++++ The data
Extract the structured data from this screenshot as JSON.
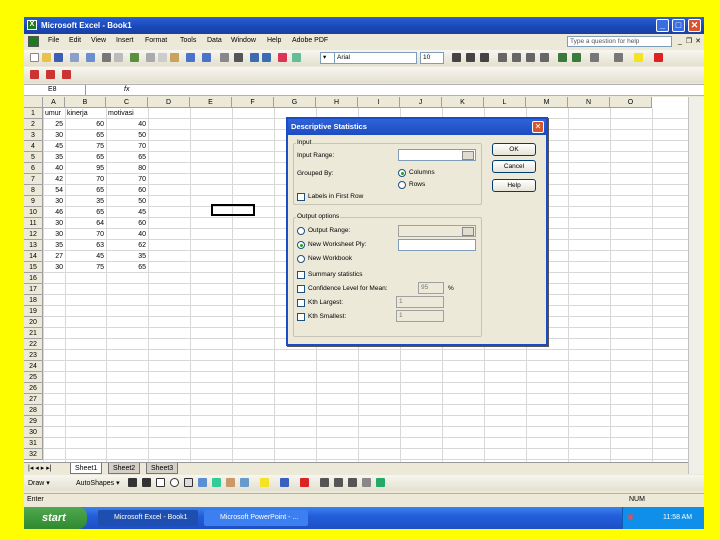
{
  "window": {
    "title": "Microsoft Excel - Book1",
    "min": "_",
    "max": "□",
    "close": "✕"
  },
  "menubar": {
    "items": [
      "File",
      "Edit",
      "View",
      "Insert",
      "Format",
      "Tools",
      "Data",
      "Window",
      "Help",
      "Adobe PDF"
    ],
    "help_placeholder": "Type a question for help",
    "mdi_min": "_",
    "mdi_restore": "❐",
    "mdi_close": "✕"
  },
  "toolbar": {
    "font": "Arial",
    "size": "10",
    "zoom_arrow": "▾"
  },
  "formula_bar": {
    "name_box": "E8",
    "fx": "fx"
  },
  "columns": [
    "A",
    "B",
    "C",
    "D",
    "E",
    "F",
    "G",
    "H",
    "I",
    "J",
    "K",
    "L",
    "M",
    "N",
    "O"
  ],
  "rows": [
    "1",
    "2",
    "3",
    "4",
    "5",
    "6",
    "7",
    "8",
    "9",
    "10",
    "11",
    "12",
    "13",
    "14",
    "15",
    "16",
    "17",
    "18",
    "19",
    "20",
    "21",
    "22",
    "23",
    "24",
    "25",
    "26",
    "27",
    "28",
    "29",
    "30",
    "31",
    "32"
  ],
  "sheet": {
    "headers": [
      "umur",
      "kinerja",
      "motivasi"
    ],
    "data": [
      [
        "25",
        "60",
        "40"
      ],
      [
        "30",
        "65",
        "50"
      ],
      [
        "45",
        "75",
        "70"
      ],
      [
        "35",
        "65",
        "65"
      ],
      [
        "40",
        "95",
        "80"
      ],
      [
        "42",
        "70",
        "70"
      ],
      [
        "54",
        "65",
        "60"
      ],
      [
        "30",
        "35",
        "50"
      ],
      [
        "46",
        "65",
        "45"
      ],
      [
        "30",
        "64",
        "60"
      ],
      [
        "30",
        "70",
        "40"
      ],
      [
        "35",
        "63",
        "62"
      ],
      [
        "27",
        "45",
        "35"
      ],
      [
        "30",
        "75",
        "65"
      ]
    ]
  },
  "sheet_tabs": [
    "Sheet1",
    "Sheet2",
    "Sheet3"
  ],
  "drawbar": {
    "draw": "Draw ▾",
    "autoshapes": "AutoShapes ▾"
  },
  "status": {
    "left": "Enter",
    "right": "NUM"
  },
  "taskbar": {
    "start": "start",
    "tasks": [
      "Microsoft Excel - Book1",
      "Microsoft PowerPoint - ..."
    ],
    "time": "11:58 AM"
  },
  "dialog": {
    "title": "Descriptive Statistics",
    "close": "✕",
    "input_group": "Input",
    "input_range": "Input Range:",
    "grouped_by": "Grouped By:",
    "columns": "Columns",
    "rows": "Rows",
    "labels_first_row": "Labels in First Row",
    "output_group": "Output options",
    "output_range": "Output Range:",
    "new_worksheet": "New Worksheet Ply:",
    "new_workbook": "New Workbook",
    "summary": "Summary statistics",
    "confidence": "Confidence Level for Mean:",
    "confidence_value": "95",
    "percent": "%",
    "kth_largest": "Kth Largest:",
    "kth_largest_value": "1",
    "kth_smallest": "Kth Smallest:",
    "kth_smallest_value": "1",
    "ok": "OK",
    "cancel": "Cancel",
    "help": "Help"
  }
}
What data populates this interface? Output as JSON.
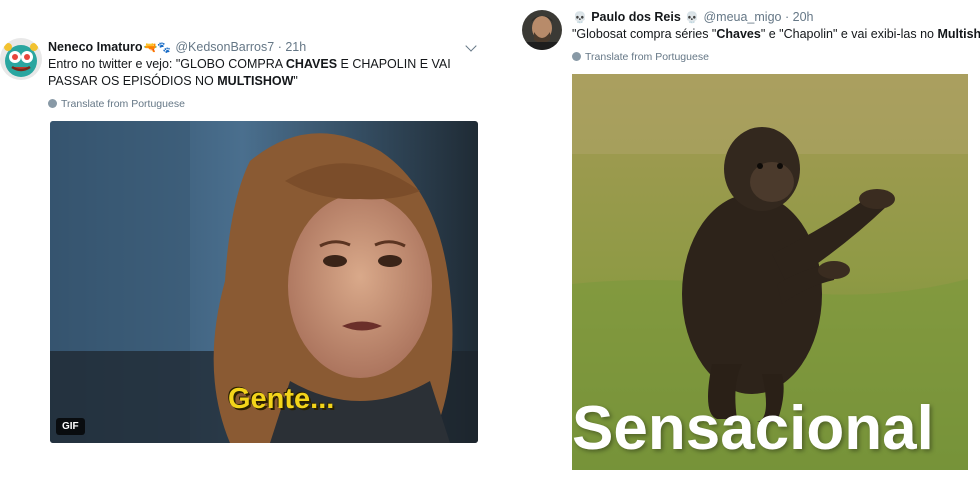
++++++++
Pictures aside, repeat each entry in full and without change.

→ Solution to the problem
Extract the structured data from this screenshot as JSON.
{
  "window": {
    "title": "Microsoft Excel - Book1",
    "min": "_",
    "max": "□",
    "close": "✕"
  },
  "menubar": {
    "items": [
      "File",
      "Edit",
      "View",
      "Insert",
      "Format",
      "Tools",
      "Data",
      "Window",
      "Help",
      "Adobe PDF"
    ],
    "help_placeholder": "Type a question for help",
    "mdi_min": "_",
    "mdi_restore": "❐",
    "mdi_close": "✕"
  },
  "toolbar": {
    "font": "Arial",
    "size": "10",
    "zoom_arrow": "▾"
  },
  "formula_bar": {
    "name_box": "E8",
    "fx": "fx"
  },
  "columns": [
    "A",
    "B",
    "C",
    "D",
    "E",
    "F",
    "G",
    "H",
    "I",
    "J",
    "K",
    "L",
    "M",
    "N",
    "O"
  ],
  "rows": [
    "1",
    "2",
    "3",
    "4",
    "5",
    "6",
    "7",
    "8",
    "9",
    "10",
    "11",
    "12",
    "13",
    "14",
    "15",
    "16",
    "17",
    "18",
    "19",
    "20",
    "21",
    "22",
    "23",
    "24",
    "25",
    "26",
    "27",
    "28",
    "29",
    "30",
    "31",
    "32"
  ],
  "sheet": {
    "headers": [
      "umur",
      "kinerja",
      "motivasi"
    ],
    "data": [
      [
        "25",
        "60",
        "40"
      ],
      [
        "30",
        "65",
        "50"
      ],
      [
        "45",
        "75",
        "70"
      ],
      [
        "35",
        "65",
        "65"
      ],
      [
        "40",
        "95",
        "80"
      ],
      [
        "42",
        "70",
        "70"
      ],
      [
        "54",
        "65",
        "60"
      ],
      [
        "30",
        "35",
        "50"
      ],
      [
        "46",
        "65",
        "45"
      ],
      [
        "30",
        "64",
        "60"
      ],
      [
        "30",
        "70",
        "40"
      ],
      [
        "35",
        "63",
        "62"
      ],
      [
        "27",
        "45",
        "35"
      ],
      [
        "30",
        "75",
        "65"
      ]
    ]
  },
  "sheet_tabs": [
    "Sheet1",
    "Sheet2",
    "Sheet3"
  ],
  "drawbar": {
    "draw": "Draw ▾",
    "autoshapes": "AutoShapes ▾"
  },
  "status": {
    "left": "Enter",
    "right": "NUM"
  },
  "taskbar": {
    "start": "start",
    "tasks": [
      "Microsoft Excel - Book1",
      "Microsoft PowerPoint - ..."
    ],
    "time": "11:58 AM"
  },
  "dialog": {
    "title": "Descriptive Statistics",
    "close": "✕",
    "input_group": "Input",
    "input_range": "Input Range:",
    "grouped_by": "Grouped By:",
    "columns": "Columns",
    "rows": "Rows",
    "labels_first_row": "Labels in First Row",
    "output_group": "Output options",
    "output_range": "Output Range:",
    "new_worksheet": "New Worksheet Ply:",
    "new_workbook": "New Workbook",
    "summary": "Summary statistics",
    "confidence": "Confidence Level for Mean:",
    "confidence_value": "95",
    "percent": "%",
    "kth_largest": "Kth Largest:",
    "kth_largest_value": "1",
    "kth_smallest": "Kth Smallest:",
    "kth_smallest_value": "1",
    "ok": "OK",
    "cancel": "Cancel",
    "help": "Help"
  }
}
What data populates this interface? Output as JSON.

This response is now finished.